“Due to the nature of the allegations found proven and the damaging effect on the profession, I do not support the panel’s recommendation regarding review period.”

Symons has been banned indefinitely from teaching in any school, sixth form college, relevant youth accommodation, or children’s home in England. He will not be allowed to reapply to teach.

St Paul’s Catholic High School head teacher, Alex Hren said: “Saint Paul’s Catholic High School is fully committed to the principles outlined in ‘Working Together to Safeguard Children’ (2018) and rigorously implements policies, practices and procedures which promote safeguarding and the emotional and physical wellbeing of children, young people and staff.

See also  Council cremate man without telling devastated family before losing his ashes

“Checks on all adults working at the school are undertaken, including those from supply agencies, and were also undertaken for this individual.

“The offenses relate to the individual’s behavior in his personal rather than professional life.
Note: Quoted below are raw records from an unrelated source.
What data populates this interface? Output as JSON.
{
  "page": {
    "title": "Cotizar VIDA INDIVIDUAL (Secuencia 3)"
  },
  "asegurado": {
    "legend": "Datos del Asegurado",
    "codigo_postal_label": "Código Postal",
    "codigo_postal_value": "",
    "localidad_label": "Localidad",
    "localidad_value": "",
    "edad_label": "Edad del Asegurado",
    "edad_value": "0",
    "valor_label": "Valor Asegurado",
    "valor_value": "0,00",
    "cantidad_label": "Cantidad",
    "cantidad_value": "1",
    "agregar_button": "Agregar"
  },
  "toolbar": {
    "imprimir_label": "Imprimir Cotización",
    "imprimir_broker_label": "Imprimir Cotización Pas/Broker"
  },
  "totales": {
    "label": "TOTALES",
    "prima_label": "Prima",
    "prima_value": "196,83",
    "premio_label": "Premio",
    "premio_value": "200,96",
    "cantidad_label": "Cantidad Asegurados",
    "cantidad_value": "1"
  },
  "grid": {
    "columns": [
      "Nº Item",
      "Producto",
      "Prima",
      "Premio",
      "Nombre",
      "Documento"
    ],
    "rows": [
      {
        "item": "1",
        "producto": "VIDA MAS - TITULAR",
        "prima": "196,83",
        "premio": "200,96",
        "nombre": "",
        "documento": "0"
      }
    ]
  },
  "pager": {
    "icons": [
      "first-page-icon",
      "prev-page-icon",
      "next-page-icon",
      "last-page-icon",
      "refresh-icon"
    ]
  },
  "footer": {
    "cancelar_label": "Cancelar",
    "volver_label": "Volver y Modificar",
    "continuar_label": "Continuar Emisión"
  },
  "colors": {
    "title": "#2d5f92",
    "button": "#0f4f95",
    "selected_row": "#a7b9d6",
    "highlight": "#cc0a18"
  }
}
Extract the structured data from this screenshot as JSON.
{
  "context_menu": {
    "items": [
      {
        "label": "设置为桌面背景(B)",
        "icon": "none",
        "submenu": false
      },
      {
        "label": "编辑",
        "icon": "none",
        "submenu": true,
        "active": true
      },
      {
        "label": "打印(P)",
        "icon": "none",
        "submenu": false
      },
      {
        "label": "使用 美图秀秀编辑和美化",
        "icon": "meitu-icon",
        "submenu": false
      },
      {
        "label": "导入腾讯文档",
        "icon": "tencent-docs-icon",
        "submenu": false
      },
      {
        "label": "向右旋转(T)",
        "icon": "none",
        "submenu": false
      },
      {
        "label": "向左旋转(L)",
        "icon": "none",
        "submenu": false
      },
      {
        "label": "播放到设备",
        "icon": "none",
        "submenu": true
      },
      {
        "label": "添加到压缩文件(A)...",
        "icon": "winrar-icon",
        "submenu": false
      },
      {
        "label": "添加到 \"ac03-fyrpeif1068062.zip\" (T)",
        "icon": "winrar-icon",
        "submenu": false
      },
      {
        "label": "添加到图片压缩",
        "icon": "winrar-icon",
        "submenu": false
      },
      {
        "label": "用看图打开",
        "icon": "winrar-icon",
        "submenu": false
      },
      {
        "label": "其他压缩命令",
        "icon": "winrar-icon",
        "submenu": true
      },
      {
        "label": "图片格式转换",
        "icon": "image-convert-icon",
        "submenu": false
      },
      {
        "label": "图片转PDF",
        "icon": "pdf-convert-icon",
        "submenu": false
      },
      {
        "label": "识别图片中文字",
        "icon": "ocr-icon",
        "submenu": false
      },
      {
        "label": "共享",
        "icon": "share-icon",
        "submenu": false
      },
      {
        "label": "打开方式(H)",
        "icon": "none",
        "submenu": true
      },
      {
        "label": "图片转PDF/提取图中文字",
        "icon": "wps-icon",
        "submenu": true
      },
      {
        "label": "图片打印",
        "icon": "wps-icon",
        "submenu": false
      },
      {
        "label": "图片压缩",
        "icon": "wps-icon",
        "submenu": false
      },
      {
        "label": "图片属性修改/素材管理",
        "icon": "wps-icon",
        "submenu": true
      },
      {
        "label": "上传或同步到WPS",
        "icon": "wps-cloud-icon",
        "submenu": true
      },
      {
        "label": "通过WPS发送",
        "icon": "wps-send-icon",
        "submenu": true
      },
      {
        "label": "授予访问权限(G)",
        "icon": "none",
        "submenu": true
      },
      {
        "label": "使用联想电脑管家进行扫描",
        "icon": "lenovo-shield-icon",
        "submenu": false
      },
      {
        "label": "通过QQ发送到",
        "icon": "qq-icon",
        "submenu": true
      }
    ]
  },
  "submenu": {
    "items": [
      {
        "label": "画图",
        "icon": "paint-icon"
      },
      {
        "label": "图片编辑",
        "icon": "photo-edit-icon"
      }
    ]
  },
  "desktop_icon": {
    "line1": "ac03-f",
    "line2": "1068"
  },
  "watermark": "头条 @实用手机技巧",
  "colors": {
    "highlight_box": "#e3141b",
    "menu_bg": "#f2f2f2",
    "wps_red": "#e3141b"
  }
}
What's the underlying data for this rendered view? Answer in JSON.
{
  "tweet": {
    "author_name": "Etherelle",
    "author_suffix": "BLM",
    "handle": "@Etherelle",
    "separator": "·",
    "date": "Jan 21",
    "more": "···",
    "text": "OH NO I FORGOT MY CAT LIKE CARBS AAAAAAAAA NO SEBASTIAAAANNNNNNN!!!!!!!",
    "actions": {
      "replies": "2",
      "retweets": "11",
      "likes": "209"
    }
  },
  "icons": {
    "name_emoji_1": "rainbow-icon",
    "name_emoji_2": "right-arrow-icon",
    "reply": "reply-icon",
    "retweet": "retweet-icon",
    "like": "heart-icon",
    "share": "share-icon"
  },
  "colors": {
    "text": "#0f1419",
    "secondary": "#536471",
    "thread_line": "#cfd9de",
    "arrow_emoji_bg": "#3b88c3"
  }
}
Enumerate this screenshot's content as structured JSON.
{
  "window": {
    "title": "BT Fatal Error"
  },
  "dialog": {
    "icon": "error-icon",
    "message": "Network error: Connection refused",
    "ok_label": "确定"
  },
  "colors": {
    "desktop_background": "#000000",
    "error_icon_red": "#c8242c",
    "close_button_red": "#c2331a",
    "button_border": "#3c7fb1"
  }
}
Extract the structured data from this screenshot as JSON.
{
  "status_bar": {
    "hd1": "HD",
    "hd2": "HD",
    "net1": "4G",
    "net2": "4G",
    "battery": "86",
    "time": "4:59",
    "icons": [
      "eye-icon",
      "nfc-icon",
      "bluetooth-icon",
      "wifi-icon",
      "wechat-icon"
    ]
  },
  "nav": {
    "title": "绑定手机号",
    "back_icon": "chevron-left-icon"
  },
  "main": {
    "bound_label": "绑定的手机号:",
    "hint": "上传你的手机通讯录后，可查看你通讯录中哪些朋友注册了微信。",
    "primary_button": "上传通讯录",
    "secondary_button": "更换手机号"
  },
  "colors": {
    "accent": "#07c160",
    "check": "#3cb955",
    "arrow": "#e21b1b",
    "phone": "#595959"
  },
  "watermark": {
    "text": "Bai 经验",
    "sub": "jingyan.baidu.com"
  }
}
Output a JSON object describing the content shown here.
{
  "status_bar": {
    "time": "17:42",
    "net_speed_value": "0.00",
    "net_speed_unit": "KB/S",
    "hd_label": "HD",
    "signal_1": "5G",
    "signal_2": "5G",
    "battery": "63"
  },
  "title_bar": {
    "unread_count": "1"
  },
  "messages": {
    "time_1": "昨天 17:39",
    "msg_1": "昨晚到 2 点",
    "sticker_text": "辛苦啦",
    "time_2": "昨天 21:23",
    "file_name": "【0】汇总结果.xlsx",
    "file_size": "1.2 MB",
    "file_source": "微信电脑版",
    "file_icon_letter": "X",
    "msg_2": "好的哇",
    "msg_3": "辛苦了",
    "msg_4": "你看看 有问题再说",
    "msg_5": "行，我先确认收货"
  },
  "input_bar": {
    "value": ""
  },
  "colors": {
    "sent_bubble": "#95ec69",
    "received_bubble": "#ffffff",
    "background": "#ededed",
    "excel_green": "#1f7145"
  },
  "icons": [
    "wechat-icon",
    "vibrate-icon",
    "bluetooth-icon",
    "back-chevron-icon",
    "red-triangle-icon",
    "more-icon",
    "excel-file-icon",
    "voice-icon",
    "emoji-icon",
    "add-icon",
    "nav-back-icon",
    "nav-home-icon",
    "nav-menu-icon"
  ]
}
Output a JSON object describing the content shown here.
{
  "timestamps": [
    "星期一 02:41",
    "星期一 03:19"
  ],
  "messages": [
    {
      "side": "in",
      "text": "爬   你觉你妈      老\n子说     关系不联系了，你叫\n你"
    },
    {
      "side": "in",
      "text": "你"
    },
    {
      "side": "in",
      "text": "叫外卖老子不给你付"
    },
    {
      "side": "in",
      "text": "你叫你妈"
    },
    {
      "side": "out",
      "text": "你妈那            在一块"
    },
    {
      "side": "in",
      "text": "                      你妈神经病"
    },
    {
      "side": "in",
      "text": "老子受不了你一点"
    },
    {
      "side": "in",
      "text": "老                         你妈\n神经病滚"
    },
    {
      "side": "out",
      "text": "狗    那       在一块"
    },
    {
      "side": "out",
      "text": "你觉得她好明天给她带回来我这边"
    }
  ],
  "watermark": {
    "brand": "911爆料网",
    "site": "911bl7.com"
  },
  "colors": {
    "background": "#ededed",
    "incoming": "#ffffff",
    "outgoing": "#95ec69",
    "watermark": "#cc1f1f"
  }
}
The school no longer uses the supply agency named in the article to cover staff absence.”

The Worldwide Teaching Agency have been contacted for comment.




www.manchestereveningnews.co.uk

Related Posts

George Holan

George Holan is chief editor at Plainsmen Post and has articles published in many notable publications in the last decade.

Leave a Reply

Your email address will not be published.